The 1225 reposes behind the icicles on the fence surrounding the SRI depot/museum. There was plenty of ice everywhere.
The 1225 silently awaits the news about where it would be going later in the day. Would it be out on the mainline or back to the shops?
At last a welcome sight. The train is moving into position for boarding.
The 1225 puts on a smoke show as it approaches Washington Street.
One of the many passenger cars on the North Pole Express. Note the children at the far left getting ready to board for their adventure to the North Pole.
The second boarding stop having been completed, the 1225 is steaming onward.
The North Pole Express has just crossed Shiawassee Street and is approaching the Woodard Furniture Company building.
What a show the 1225 was putting on! Reportedly, most of the “heavy lifting” was being done by the diesel just behind the tender. That explained the absence of the chuffing noise that accompanies a steam locomotive getting up to speed. But the smoke and steam show was superb.
The 1225 passes the ex-Woodard Furniture plant.
The ice is weighing down a pair of trees next to the tracks, thus creating the illusion of the 1225 in passing through an arch.
The 1225 and its train approach the grade crossing at Baldwin Road.
If you ignore the fact that the truck waiting at the crossing of the tracks at North Baldwin Road is contemporary, you can pretend that it’s the late 1940s or early 1950s and the Ann Arbor Railroad is alive and well.
This is one of the few images that I left in color because the bluish cast created a nice mood. It was time for some blue hour specials.
The North Pole Express comes out of a grove of ice-covered trees at Vincent Road.
The cabooses and the train are going away from Vincent Road.
The last photo location of the day was from the Michigan Route 57 crossing.
You can count the rivets in the 1225’s tender.
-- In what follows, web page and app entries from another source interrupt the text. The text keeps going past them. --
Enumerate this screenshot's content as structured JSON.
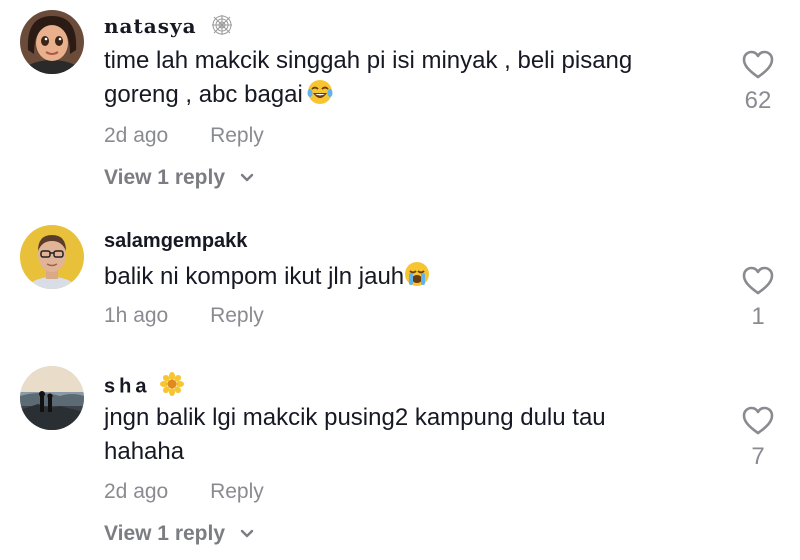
{
  "comments": [
    {
      "username": "natasya",
      "badge_icon": "spiderweb-icon",
      "text_line1": "time lah makcik singgah pi isi minyak , beli pisang",
      "text_line2": "goreng , abc bagai",
      "emoji_icon": "tears-of-joy-emoji",
      "time": "2d ago",
      "reply_label": "Reply",
      "view_replies": "View 1 reply",
      "likes": "62"
    },
    {
      "username": "salamgempakk",
      "text_line1": "balik ni kompom ikut jln jauh",
      "emoji_icon": "crying-face-emoji",
      "time": "1h ago",
      "reply_label": "Reply",
      "likes": "1"
    },
    {
      "username": "sha",
      "badge_icon": "sunflower-icon",
      "text_line1": "jngn balik lgi makcik pusing2 kampung dulu tau",
      "text_line2": "hahaha",
      "time": "2d ago",
      "reply_label": "Reply",
      "view_replies": "View 1 reply",
      "likes": "7"
    }
  ]
}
Despite the low light and weather conditions, a dedicated band of chasers waited for the 1225 and its train at the M57 crossing near Ashley, Mich.